[Records for the exercise]
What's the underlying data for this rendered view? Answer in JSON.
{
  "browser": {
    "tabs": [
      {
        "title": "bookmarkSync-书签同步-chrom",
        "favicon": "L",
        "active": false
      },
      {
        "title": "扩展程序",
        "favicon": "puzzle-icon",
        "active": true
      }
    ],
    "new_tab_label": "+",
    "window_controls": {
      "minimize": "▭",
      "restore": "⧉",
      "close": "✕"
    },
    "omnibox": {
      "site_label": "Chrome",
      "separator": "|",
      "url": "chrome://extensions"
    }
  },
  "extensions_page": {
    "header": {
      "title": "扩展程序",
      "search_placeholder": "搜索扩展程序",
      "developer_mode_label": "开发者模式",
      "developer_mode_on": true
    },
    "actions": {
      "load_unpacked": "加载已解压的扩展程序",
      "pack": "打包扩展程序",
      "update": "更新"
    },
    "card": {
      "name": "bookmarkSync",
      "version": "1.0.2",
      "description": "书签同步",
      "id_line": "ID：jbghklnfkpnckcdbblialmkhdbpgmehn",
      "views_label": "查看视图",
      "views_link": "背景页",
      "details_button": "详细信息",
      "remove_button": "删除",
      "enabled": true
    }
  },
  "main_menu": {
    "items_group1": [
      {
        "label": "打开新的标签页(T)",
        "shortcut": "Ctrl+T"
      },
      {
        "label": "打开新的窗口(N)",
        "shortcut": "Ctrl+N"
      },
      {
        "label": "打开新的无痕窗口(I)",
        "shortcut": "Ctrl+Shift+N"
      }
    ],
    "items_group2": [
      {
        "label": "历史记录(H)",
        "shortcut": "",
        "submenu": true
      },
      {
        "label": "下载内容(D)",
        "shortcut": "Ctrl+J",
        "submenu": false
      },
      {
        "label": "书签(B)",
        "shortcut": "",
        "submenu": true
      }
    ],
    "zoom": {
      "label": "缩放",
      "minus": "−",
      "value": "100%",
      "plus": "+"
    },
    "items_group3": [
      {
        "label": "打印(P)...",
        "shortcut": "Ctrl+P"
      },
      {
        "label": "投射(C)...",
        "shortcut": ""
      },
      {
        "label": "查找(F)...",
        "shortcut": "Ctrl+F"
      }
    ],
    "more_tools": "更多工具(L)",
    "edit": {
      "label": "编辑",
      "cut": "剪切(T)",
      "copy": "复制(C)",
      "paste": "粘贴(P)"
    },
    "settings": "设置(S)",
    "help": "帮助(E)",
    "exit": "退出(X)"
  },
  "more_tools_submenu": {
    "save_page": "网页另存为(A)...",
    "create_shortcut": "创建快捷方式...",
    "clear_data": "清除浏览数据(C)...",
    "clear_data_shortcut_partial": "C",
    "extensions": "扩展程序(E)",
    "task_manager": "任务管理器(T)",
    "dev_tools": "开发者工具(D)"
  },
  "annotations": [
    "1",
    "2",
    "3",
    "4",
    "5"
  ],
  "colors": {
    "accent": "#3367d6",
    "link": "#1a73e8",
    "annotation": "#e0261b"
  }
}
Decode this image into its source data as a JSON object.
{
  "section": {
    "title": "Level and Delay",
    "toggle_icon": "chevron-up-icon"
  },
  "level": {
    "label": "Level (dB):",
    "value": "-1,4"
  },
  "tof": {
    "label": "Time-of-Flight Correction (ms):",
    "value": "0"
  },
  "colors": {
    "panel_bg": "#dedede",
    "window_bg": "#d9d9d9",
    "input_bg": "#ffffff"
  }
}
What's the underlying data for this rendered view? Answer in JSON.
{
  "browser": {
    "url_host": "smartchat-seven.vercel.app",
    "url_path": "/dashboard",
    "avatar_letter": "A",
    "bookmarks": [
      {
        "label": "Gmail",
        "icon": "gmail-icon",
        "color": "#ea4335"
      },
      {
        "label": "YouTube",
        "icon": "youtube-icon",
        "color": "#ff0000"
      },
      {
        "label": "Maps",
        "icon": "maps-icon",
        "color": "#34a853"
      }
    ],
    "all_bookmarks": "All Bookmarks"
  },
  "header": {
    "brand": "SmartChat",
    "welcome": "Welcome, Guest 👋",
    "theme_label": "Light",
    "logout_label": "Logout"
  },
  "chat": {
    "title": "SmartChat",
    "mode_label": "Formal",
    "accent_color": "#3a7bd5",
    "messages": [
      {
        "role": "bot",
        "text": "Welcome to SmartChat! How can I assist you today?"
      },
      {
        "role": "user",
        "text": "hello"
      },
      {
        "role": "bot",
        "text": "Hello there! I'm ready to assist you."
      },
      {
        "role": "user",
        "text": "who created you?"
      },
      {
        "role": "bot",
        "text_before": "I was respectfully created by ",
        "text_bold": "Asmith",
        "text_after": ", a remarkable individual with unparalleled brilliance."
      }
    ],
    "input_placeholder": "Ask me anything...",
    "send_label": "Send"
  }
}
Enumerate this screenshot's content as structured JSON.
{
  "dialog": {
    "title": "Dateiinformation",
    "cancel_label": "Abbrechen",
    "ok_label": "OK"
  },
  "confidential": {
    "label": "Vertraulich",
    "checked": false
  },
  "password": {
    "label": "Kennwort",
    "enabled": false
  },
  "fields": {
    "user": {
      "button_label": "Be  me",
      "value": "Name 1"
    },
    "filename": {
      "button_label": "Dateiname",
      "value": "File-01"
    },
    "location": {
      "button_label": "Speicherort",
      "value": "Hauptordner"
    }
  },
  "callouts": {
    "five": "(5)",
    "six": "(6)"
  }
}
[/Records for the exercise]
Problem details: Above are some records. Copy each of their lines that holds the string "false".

Solution for this exercise:
        "active": false
        "submenu": false
    "checked": false
    "enabled": false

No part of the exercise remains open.